Frank put his head down on the desk nine minutes ago. He’s always tired at school. With good reason. He needs more sleep, isn’t a morning person, is a teenager, and so on.
Earlier today, my administrator stopped by. I wonder what he would make of class going on while Frank had his head down. He’s a fair guy, and probably would have asked me. He might even have expected me to have a good answer. I think I do.
I have long been told that twenty minutes is the optimum time for a nap that restores us and I believe it.
Ours is an hour-long class and most of that time students read and write on their own. I lecture to the group as little as possible because that doesn’t fit my model of how learning happens best for readers and writers.

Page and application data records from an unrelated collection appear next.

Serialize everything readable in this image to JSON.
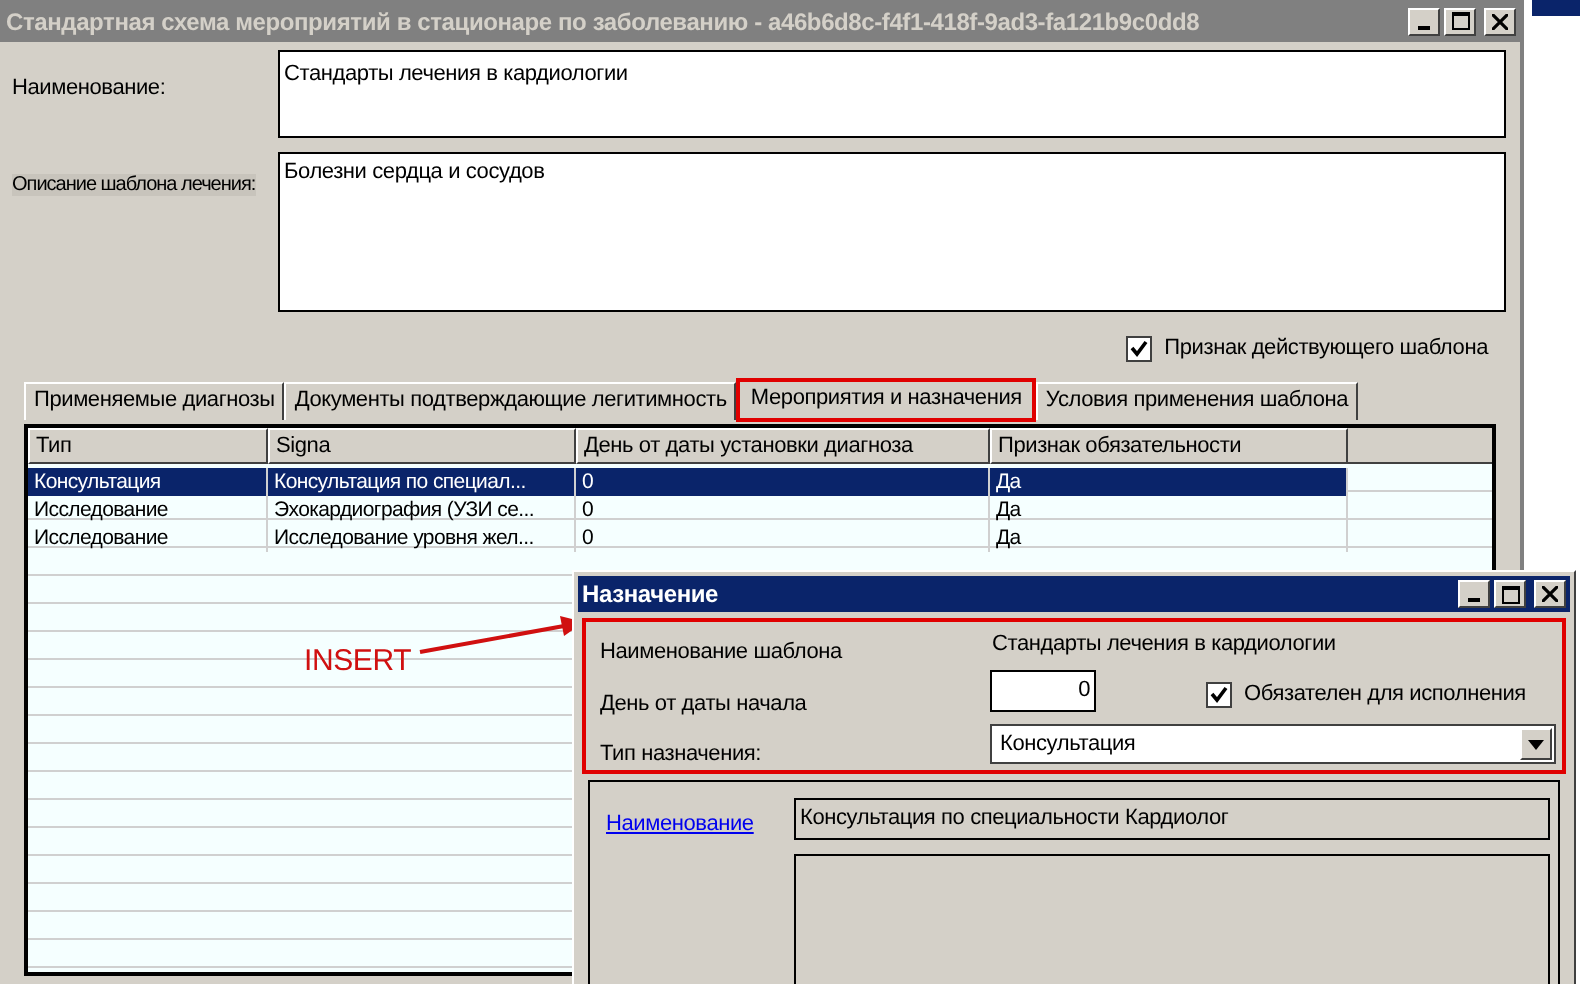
{
  "window": {
    "title": "Стандартная схема мероприятий в стационаре по заболеванию - a46b6d8c-f4f1-418f-9ad3-fa121b9c0dd8"
  },
  "name_field": {
    "label": "Наименование:",
    "value": "Стандарты лечения в кардиологии"
  },
  "description_field": {
    "label": "Описание шаблона лечения:",
    "value": "Болезни сердца и сосудов"
  },
  "active_checkbox": {
    "label": "Признак действующего шаблона",
    "checked": true
  },
  "tabs": [
    {
      "label": "Применяемые диагнозы",
      "selected": false,
      "highlighted": false
    },
    {
      "label": "Документы подтверждающие легитимность",
      "selected": false,
      "highlighted": false
    },
    {
      "label": "Мероприятия и назначения",
      "selected": true,
      "highlighted": true
    },
    {
      "label": "Условия применения шаблона",
      "selected": false,
      "highlighted": false
    }
  ],
  "table": {
    "columns": [
      "Тип",
      "Signa",
      "День от даты установки диагноза",
      "Признак обязательности"
    ],
    "rows": [
      {
        "cells": [
          "Консультация",
          "Консультация по специал...",
          "0",
          "Да"
        ],
        "selected": true
      },
      {
        "cells": [
          "Исследование",
          "Эхокардиография (УЗИ се...",
          "0",
          "Да"
        ],
        "selected": false
      },
      {
        "cells": [
          "Исследование",
          "Исследование уровня жел...",
          "0",
          "Да"
        ],
        "selected": false
      }
    ]
  },
  "annotation": {
    "text": "INSERT"
  },
  "dialog": {
    "title": "Назначение",
    "template_name": {
      "label": "Наименование шаблона",
      "value": "Стандарты лечения в кардиологии"
    },
    "start_day": {
      "label": "День от даты начала",
      "value": "0"
    },
    "mandatory_checkbox": {
      "label": "Обязателен для исполнения",
      "checked": true
    },
    "assignment_type": {
      "label": "Тип назначения:",
      "value": "Консультация"
    },
    "name_link": {
      "label": "Наименование",
      "value": "Консультация по специальности Кардиолог"
    }
  }
}
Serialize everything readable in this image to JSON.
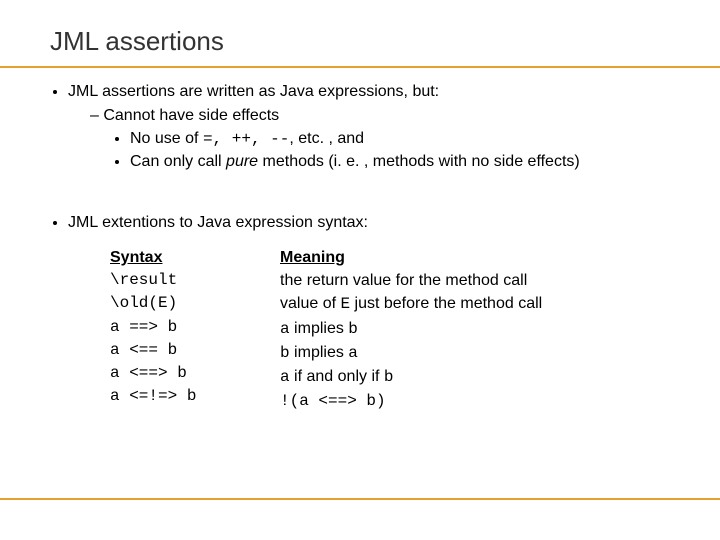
{
  "title": "JML assertions",
  "b1": {
    "lead": "JML assertions are written as Java expressions, but:",
    "sub1": "Cannot have side effects",
    "sub1a_pre": "No use of ",
    "sub1a_ops": "=, ++, --",
    "sub1a_post": ", etc. , and",
    "sub1b_pre": "Can only call ",
    "sub1b_em": "pure",
    "sub1b_post": " methods (i. e. , methods with no side effects)"
  },
  "b2": {
    "lead": "JML extentions to Java expression syntax:"
  },
  "table": {
    "hdr_syntax": "Syntax",
    "hdr_meaning": "Meaning",
    "rows": [
      {
        "s": "\\result",
        "m_pre": "the return value for the method call",
        "m_code": "",
        "m_mid": "",
        "m_code2": "",
        "m_post": ""
      },
      {
        "s": "\\old(E)",
        "m_pre": "value of ",
        "m_code": "E",
        "m_mid": " just before the method call",
        "m_code2": "",
        "m_post": ""
      },
      {
        "s": "a ==> b",
        "m_pre": "",
        "m_code": "a",
        "m_mid": " implies ",
        "m_code2": "b",
        "m_post": ""
      },
      {
        "s": "a <== b",
        "m_pre": "",
        "m_code": "b",
        "m_mid": " implies ",
        "m_code2": "a",
        "m_post": ""
      },
      {
        "s": "a <==> b",
        "m_pre": "",
        "m_code": "a",
        "m_mid": " if and only if ",
        "m_code2": "b",
        "m_post": ""
      },
      {
        "s": "a <=!=> b",
        "m_pre": "",
        "m_code": "!(a <==> b)",
        "m_mid": "",
        "m_code2": "",
        "m_post": ""
      }
    ]
  }
}
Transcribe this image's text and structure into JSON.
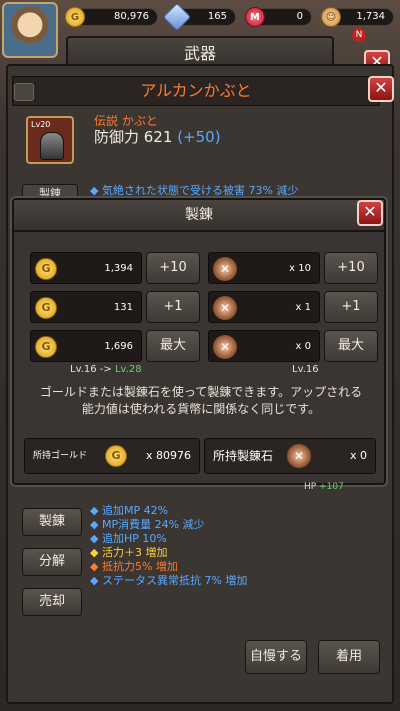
{
  "topbar": {
    "gold": "80,976",
    "gems": "165",
    "medal": "0",
    "points": "1,734",
    "notification_badge": "N"
  },
  "weapon_window": {
    "title": "武器",
    "item_name": "アルカンかぶと",
    "item_level": "Lv20",
    "rarity": "伝説 かぶと",
    "defense_label": "防御力 621",
    "defense_bonus": "(+50)",
    "bg_partial_button": "製錬",
    "bg_partial_line": "◆ 気絶された状態で受ける被害 73% 減少",
    "bg_hp_label": "HP",
    "bg_hp_value": "+107"
  },
  "refine_dialog": {
    "title": "製錬",
    "rows": [
      {
        "gold_cost": "1,394",
        "gold_button": "+10",
        "stone_cost": "x 10",
        "stone_button": "+10"
      },
      {
        "gold_cost": "131",
        "gold_button": "+1",
        "stone_cost": "x 1",
        "stone_button": "+1"
      },
      {
        "gold_cost": "1,696",
        "gold_button": "最大",
        "stone_cost": "x 0",
        "stone_button": "最大"
      }
    ],
    "left_level_from": "Lv.16 ->",
    "left_level_to": "Lv.28",
    "right_level": "Lv.16",
    "description": "ゴールドまたは製錬石を使って製錬できます。アップされる能力値は使われる貨幣に関係なく同じです。",
    "owned_gold_label": "所持ゴールド",
    "owned_gold_count": "x 80976",
    "owned_stone_label": "所持製錬石",
    "owned_stone_count": "x 0"
  },
  "side_buttons": {
    "refine": "製錬",
    "disassemble": "分解",
    "sell": "売却"
  },
  "stats": [
    {
      "text": "◆ 追加MP 42%",
      "color": "blue"
    },
    {
      "text": "◆ MP消費量 24% 減少",
      "color": "blue"
    },
    {
      "text": "◆ 追加HP 10%",
      "color": "blue"
    },
    {
      "text": "◆ 活力＋3 増加",
      "color": "yellow"
    },
    {
      "text": "◆ 抵抗力5% 増加",
      "color": "orange"
    },
    {
      "text": "◆ ステータス異常抵抗 7% 増加",
      "color": "blue"
    }
  ],
  "actions": {
    "brag": "自慢する",
    "equip": "着用"
  },
  "colors": {
    "accent_orange": "#ff7a2c",
    "stat_blue": "#5aa8ff",
    "stat_yellow": "#ffd23a",
    "level_green": "#6ad06a",
    "close_red": "#c02020"
  }
}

In a perfect world, I would give Frank twenty minutes to nap, wake him gently and return him to reading or writing. It’s not a perfect world. I can afford only about ten minutes, but when I get up after ten minutes I’m just angry. Fifteen minutes is the best I can do for Frank and more than my administrators would probably prefer. Oh well.
It’s thirteen minutes since Frank put his head down. In two more I will set this piece of writing on his desk and gently rouse him. He’s a good guy and will probably read it. He may smile at me renaming him Frank and my bet is that he’ll get some of my message.
I hope he notices that I respect his sleepiness and don’t take it as an attack on me. I hope he feels that my gently waking him is no attack on him.
We can spare fifteen minutes from the class for him to take care of himself, right? Of course we can. He’ll be a better learner for the rest and will know more about me for the experience. Who knows, he might even know more about himself after reading this and that might be enough to get him writing again.